All dairy products are provider of calcium and phosphorous which are essential to the development and maintenance of healthy teeth.
However cheese and milk are known to contain specific factors believed to protect against dental caries and are known as anticariogenic, in fact cheese is considered to be one of the most anticariogenic of all foods.
The anticariogenic properties of cheese have been well studied and several mechanisms have been suggested to explain how cheese helps to protect our teeth:
- Studies have found that consuming cheese may help to reduce damaging increases in acidity of plaque surrounding teeth.
- Cheese delivers large amounts of calcium and phosphorous to the mouth which helps to replace the minerals lost through acidic damage (demineralisation).
- Consumption of cheese is thought to help promote the deposition of minerals such as calcium and phosphorous in teeth (remineralisation) and to increase the strength of tooth enamel.
- Studies have found that consuming cheese either alone or as part of a cooked, mixed meal, increases the concentration of calcium in the plaque around our teeth. This helps to reduce and replace the calcium lost when teeth come under attack from acids produced in the mouth. It has been shown that eating cheese after repeated consumption of acidic drinks can return the levels of calcium in the plaque to pre-drink levels.
- Cheese causes us to produce more saliva in the mouth which helps to clear food and reduce the amount of sugar present for fermentation and acid production by mouth bacteria. Saliva also helps to neutralise the acid that is formed, and can help to inhibit the action of plaque bacteria helping to reduce acid production and damage.
- As with milk, the casein present in cheese helps to protect tooth enamel by forming a thin film, on the tooth surface which prevents damage.

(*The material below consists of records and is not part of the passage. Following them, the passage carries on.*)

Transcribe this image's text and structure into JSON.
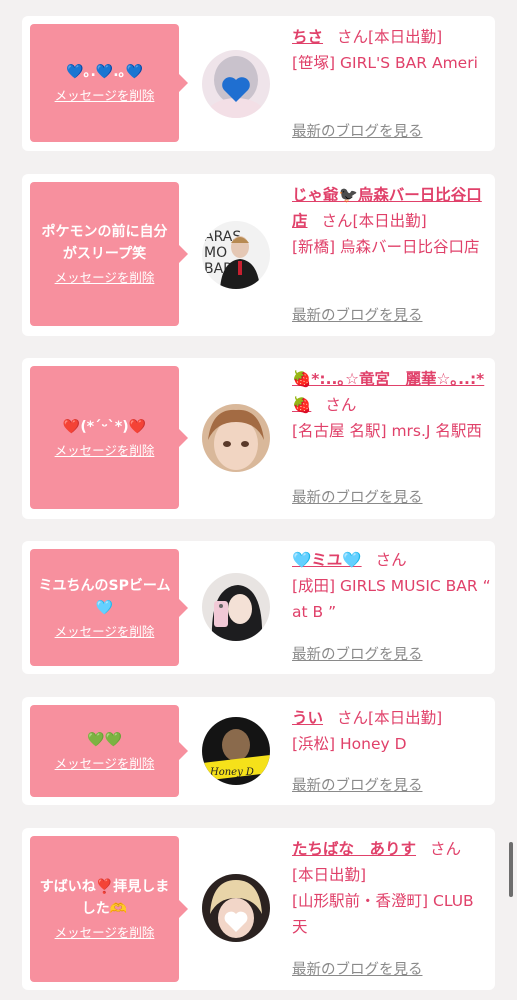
{
  "delete_label": "メッセージを削除",
  "blog_label": "最新のブログを見る",
  "cards": [
    {
      "message": "💙｡.💙.｡💙",
      "name": "ちさ",
      "honorific": "さん",
      "status": "[本日出勤]",
      "shop": "[笹塚] GIRL'S BAR Ameri",
      "avatar_icon": "blue-heart-icon"
    },
    {
      "message": "ポケモンの前に自分がスリープ笑",
      "name": "じゃ爺🐦‍⬛烏森バー日比谷口店",
      "honorific": "さん",
      "status": "[本日出勤]",
      "shop": "[新橋] 烏森バー日比谷口店",
      "avatar_icon": "staff-photo"
    },
    {
      "message": "❤️(*´ᵕ`*)❤️",
      "name": "🍓*:..｡☆竜宮　麗華☆｡..:*🍓",
      "honorific": "さん",
      "status": "",
      "shop": "[名古屋 名駅] mrs.J 名駅西",
      "avatar_icon": "portrait-photo"
    },
    {
      "message": "ミユちんのSPビーム🩵",
      "name": "🩵ミユ🩵",
      "honorific": "さん",
      "status": "",
      "shop": "[成田] GIRLS MUSIC BAR “ at B ”",
      "avatar_icon": "selfie-photo"
    },
    {
      "message": "💚💚",
      "name": "うい",
      "honorific": "さん",
      "status": "[本日出勤]",
      "shop": "[浜松] Honey D",
      "avatar_icon": "honey-logo-photo"
    },
    {
      "message": "すばいね❣️拝見しました🫶",
      "name": "たちばな　ありす",
      "honorific": "さん",
      "status": "[本日出勤]",
      "shop": "[山形駅前・香澄町] CLUB 天",
      "avatar_icon": "white-heart-icon"
    }
  ],
  "colors": {
    "bubble": "#f7909e",
    "accent": "#e0416a",
    "muted": "#8a8a8a",
    "background": "#f3f1f1"
  }
}
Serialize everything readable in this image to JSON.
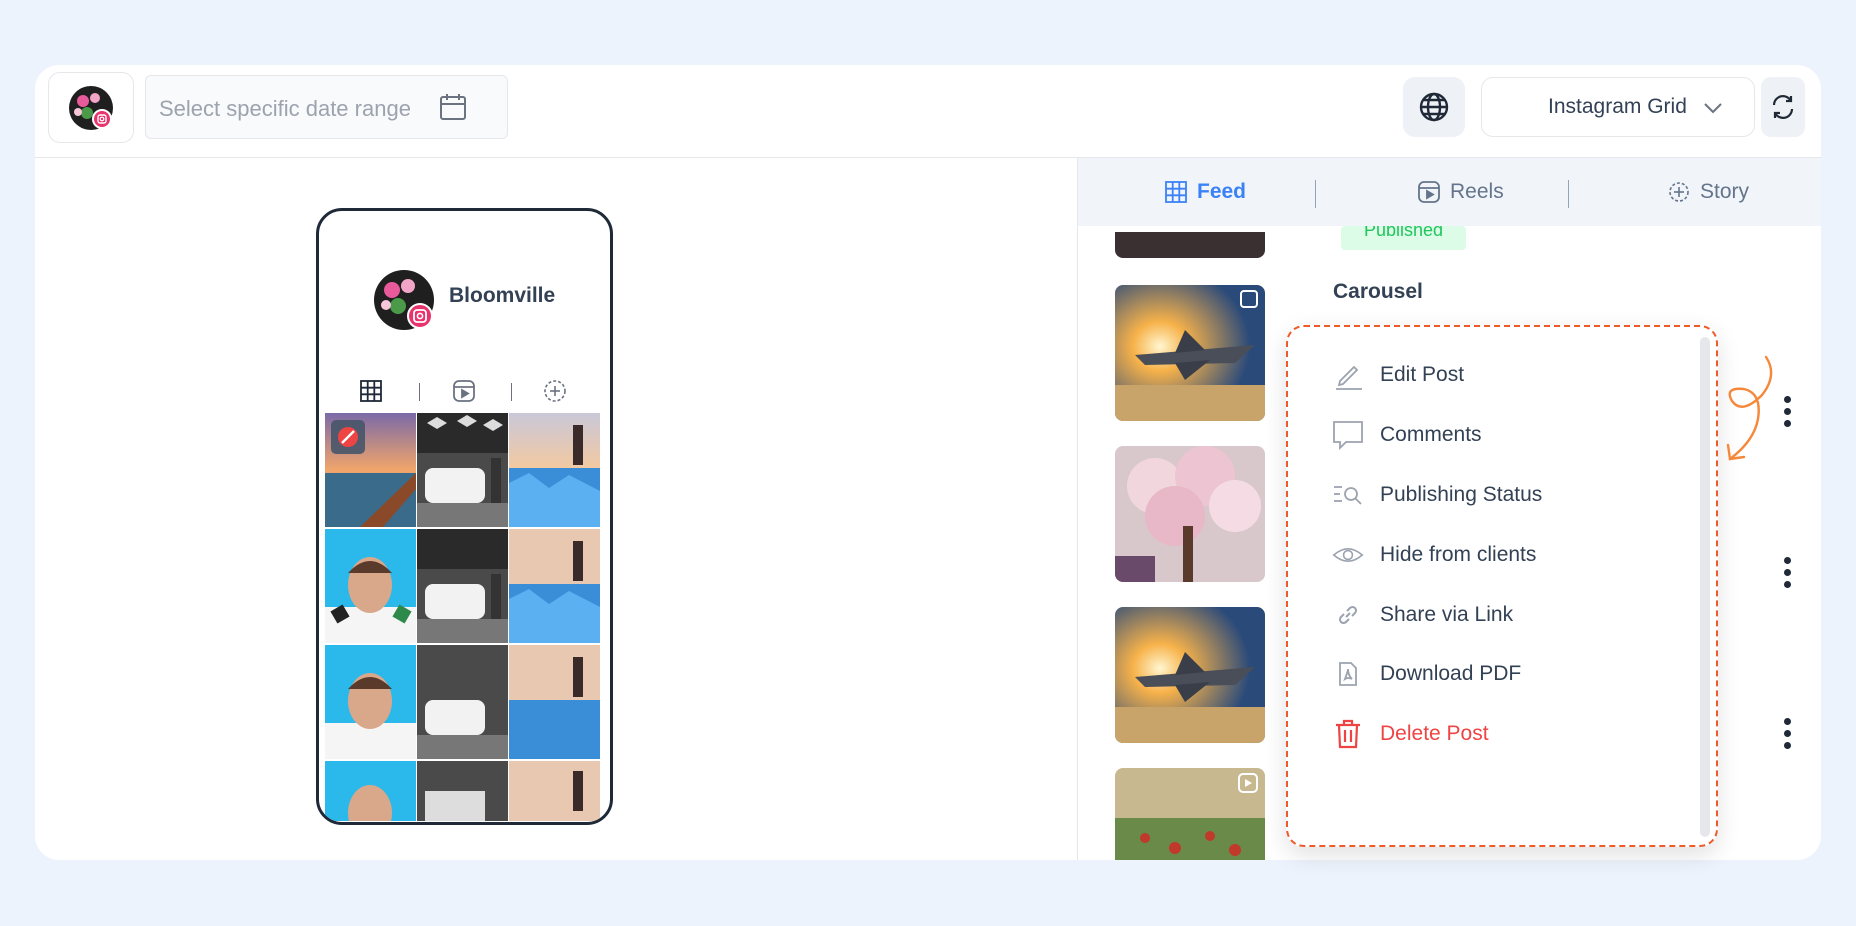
{
  "topbar": {
    "date_placeholder": "Select specific date range",
    "view_selected": "Instagram Grid"
  },
  "preview": {
    "profile_name": "Bloomville"
  },
  "right_tabs": [
    {
      "label": "Feed",
      "active": true,
      "icon": "grid-icon"
    },
    {
      "label": "Reels",
      "active": false,
      "icon": "reels-icon"
    },
    {
      "label": "Story",
      "active": false,
      "icon": "story-icon"
    }
  ],
  "posts": {
    "carousel_label": "Carousel",
    "status_badge": "Published"
  },
  "menu": {
    "items": [
      {
        "label": "Edit Post",
        "icon": "pencil-icon"
      },
      {
        "label": "Comments",
        "icon": "comment-icon"
      },
      {
        "label": "Publishing Status",
        "icon": "status-search-icon"
      },
      {
        "label": "Hide from clients",
        "icon": "eye-icon"
      },
      {
        "label": "Share via Link",
        "icon": "link-icon"
      },
      {
        "label": "Download PDF",
        "icon": "pdf-icon"
      },
      {
        "label": "Delete Post",
        "icon": "trash-icon"
      }
    ]
  },
  "colors": {
    "accent": "#3b82f6",
    "danger": "#ef4444",
    "highlight_border": "#f05a28",
    "page_bg": "#edf3fc"
  }
}
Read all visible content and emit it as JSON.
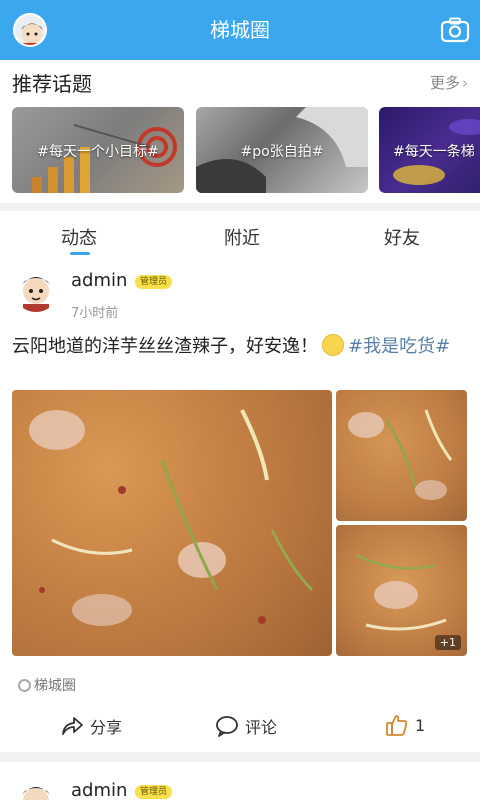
{
  "header": {
    "title": "梯城圈",
    "camera_icon": "camera-icon",
    "bg_color": "#3aa7ee"
  },
  "topics": {
    "title": "推荐话题",
    "more_label": "更多",
    "items": [
      {
        "label": "#每天一个小目标#"
      },
      {
        "label": "#po张自拍#"
      },
      {
        "label": "#每天一条梯"
      }
    ]
  },
  "tabs": [
    {
      "label": "动态",
      "active": true
    },
    {
      "label": "附近",
      "active": false
    },
    {
      "label": "好友",
      "active": false
    }
  ],
  "posts": [
    {
      "author": "admin",
      "badge": "管理员",
      "time": "7小时前",
      "text": "云阳地道的洋芋丝丝渣辣子，好安逸！",
      "tag": "#我是吃货#",
      "extra_images": "+1",
      "circle": "梯城圈",
      "share_label": "分享",
      "comment_label": "评论",
      "like_count": "1"
    },
    {
      "author": "admin",
      "badge": "管理员"
    }
  ]
}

Therefore, encouraging people to consume cheese in-between, with or after meals and sugary drinks/snacks may help to prevent tooth decay.
Lactose maldigestion or intolerance describes a reduced ability to digest the milk sugar - lactose - due to low levels of the enzyme, lactase, in the gut.
In people who have this condition, consumption of certain amounts of lactose tends to produce symptoms such as bloating, production of gas, stomach cramps and diarrhoea which can be painful and unpleasant.
For this reason dairy products are often avoided by this section of the population and this can compromise requirements for nutrients such as calcium and phosphorous towards which dairy products make a significant dietary contribution.
Evidence has shown that regular consumption of small amounts of dairy foods such as milk, as part of a meal, can be well tolerated and may even improve symptoms.
However, as previously mentioned cheese has particularly low lactose content compared with other dairy foods. It is therefore well tolerated by those who suffer with lactose maldigestion or lactose intolerance and provides them with the nutrients in dairy foods.
Concern has been raised in the past over possible links between intake cheese and increased risk of constipation.
However there is no scientific evidence to support this belief and several studies show that intake of cheese has no effect on intestinal function.